------ Data ------
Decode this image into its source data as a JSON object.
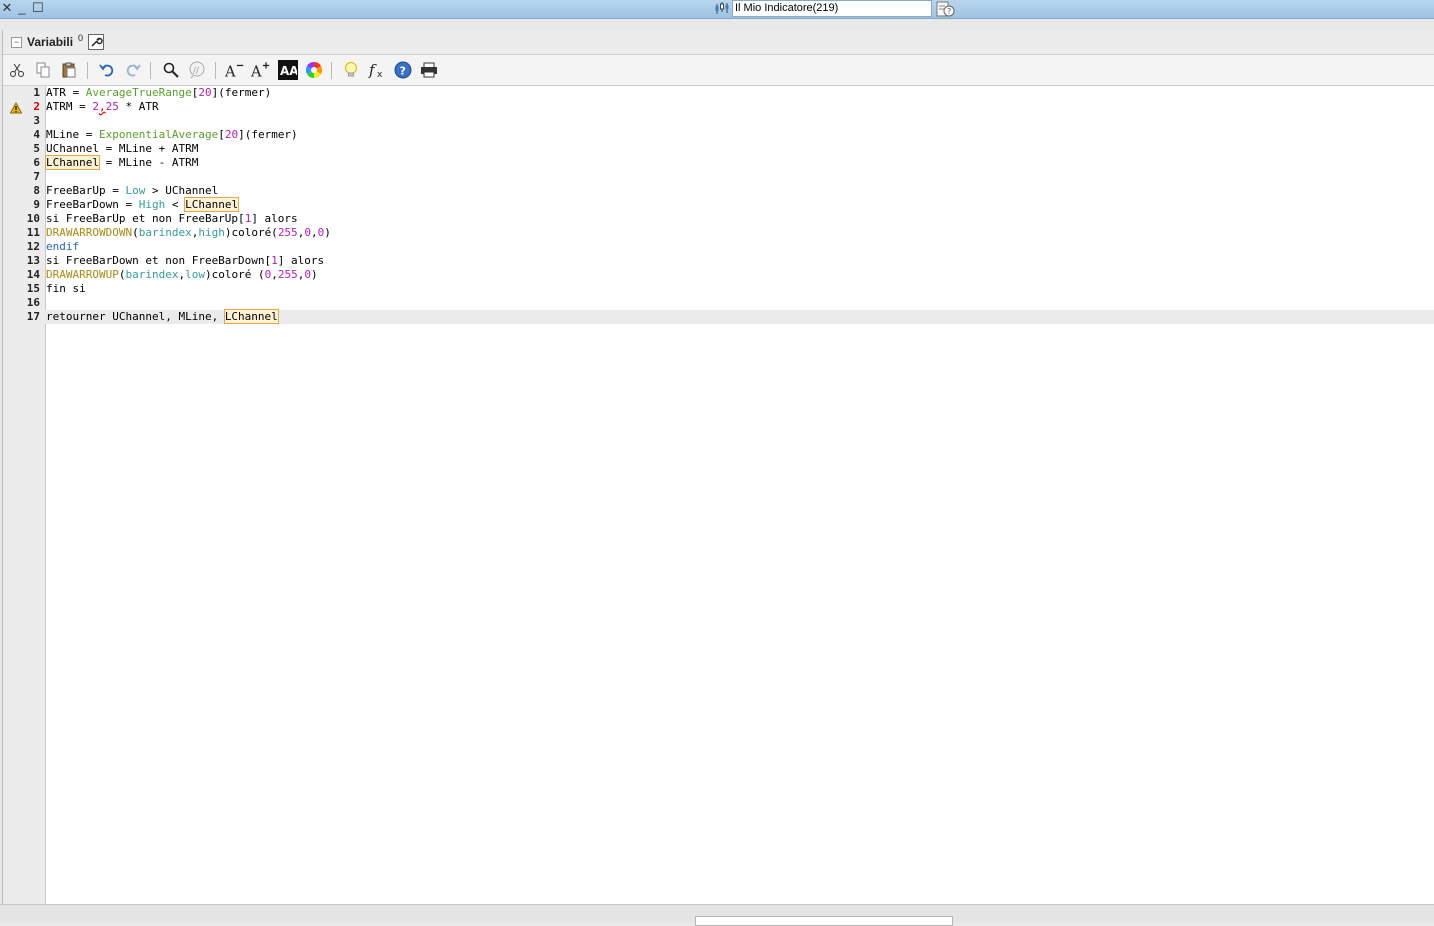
{
  "window": {
    "title_field": "Il Mio Indicatore(219)",
    "controls": {
      "close": "✕",
      "minimize": "_",
      "maximize": "☐"
    }
  },
  "variables_panel": {
    "collapse_glyph": "−",
    "label": "Variabili",
    "count": "0"
  },
  "toolbar": {
    "icons": [
      "scissors-icon",
      "copy-icon",
      "paste-icon",
      "undo-icon",
      "redo-icon",
      "search-icon",
      "comment-icon",
      "decrease-font-icon",
      "increase-font-icon",
      "font-style-icon",
      "color-wheel-icon",
      "lightbulb-icon",
      "function-icon",
      "help-icon",
      "print-icon"
    ]
  },
  "editor": {
    "error_line": "2",
    "current_line": "17",
    "lines": [
      {
        "n": "1"
      },
      {
        "n": "2"
      },
      {
        "n": "3"
      },
      {
        "n": "4"
      },
      {
        "n": "5"
      },
      {
        "n": "6"
      },
      {
        "n": "7"
      },
      {
        "n": "8"
      },
      {
        "n": "9"
      },
      {
        "n": "10"
      },
      {
        "n": "11"
      },
      {
        "n": "12"
      },
      {
        "n": "13"
      },
      {
        "n": "14"
      },
      {
        "n": "15"
      },
      {
        "n": "16"
      },
      {
        "n": "17"
      }
    ],
    "code": {
      "l1": {
        "a": "ATR = ",
        "fn": "AverageTrueRange",
        "b": "[",
        "num": "20",
        "c": "](fermer)"
      },
      "l2": {
        "a": "ATRM = ",
        "num1": "2",
        "b": ",",
        "num2": "25",
        "c": " * ATR"
      },
      "l4": {
        "a": "MLine = ",
        "fn": "ExponentialAverage",
        "b": "[",
        "num": "20",
        "c": "](fermer)"
      },
      "l5": {
        "a": "UChannel = MLine + ATRM"
      },
      "l6": {
        "hl": "LChannel",
        "a": " = MLine - ATRM"
      },
      "l8": {
        "a": "FreeBarUp = ",
        "kw": "Low",
        "b": " > UChannel"
      },
      "l9": {
        "a": "FreeBarDown = ",
        "kw": "High",
        "b": " < ",
        "hl": "LChannel"
      },
      "l10": {
        "a": "si FreeBarUp et non FreeBarUp[",
        "num": "1",
        "b": "] alors"
      },
      "l11": {
        "draw": "DRAWARROWDOWN",
        "a": "(",
        "kw1": "barindex",
        "b": ",",
        "kw2": "high",
        "c": ")coloré(",
        "n1": "255",
        "d": ",",
        "n2": "0",
        "e": ",",
        "n3": "0",
        "f": ")"
      },
      "l12": {
        "kw": "endif"
      },
      "l13": {
        "a": "si FreeBarDown et non FreeBarDown[",
        "num": "1",
        "b": "] alors"
      },
      "l14": {
        "draw": "DRAWARROWUP",
        "a": "(",
        "kw1": "barindex",
        "b": ",",
        "kw2": "low",
        "c": ")coloré (",
        "n1": "0",
        "d": ",",
        "n2": "255",
        "e": ",",
        "n3": "0",
        "f": ")"
      },
      "l15": {
        "a": "fin si"
      },
      "l17": {
        "a": "retourner UChannel, MLine, ",
        "hl": "LChannel"
      }
    }
  },
  "colors": {
    "function": "#5a9e2e",
    "number": "#b222b2",
    "keyword": "#3a9a9a",
    "draw": "#a88a1a",
    "highlight_bg": "#fff3d6",
    "error_line_number": "#d00000"
  }
}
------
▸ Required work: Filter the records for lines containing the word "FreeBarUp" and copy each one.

▸ Written reply:
        "a": "FreeBarUp = ",
        "a": "si FreeBarUp et non FreeBarUp[",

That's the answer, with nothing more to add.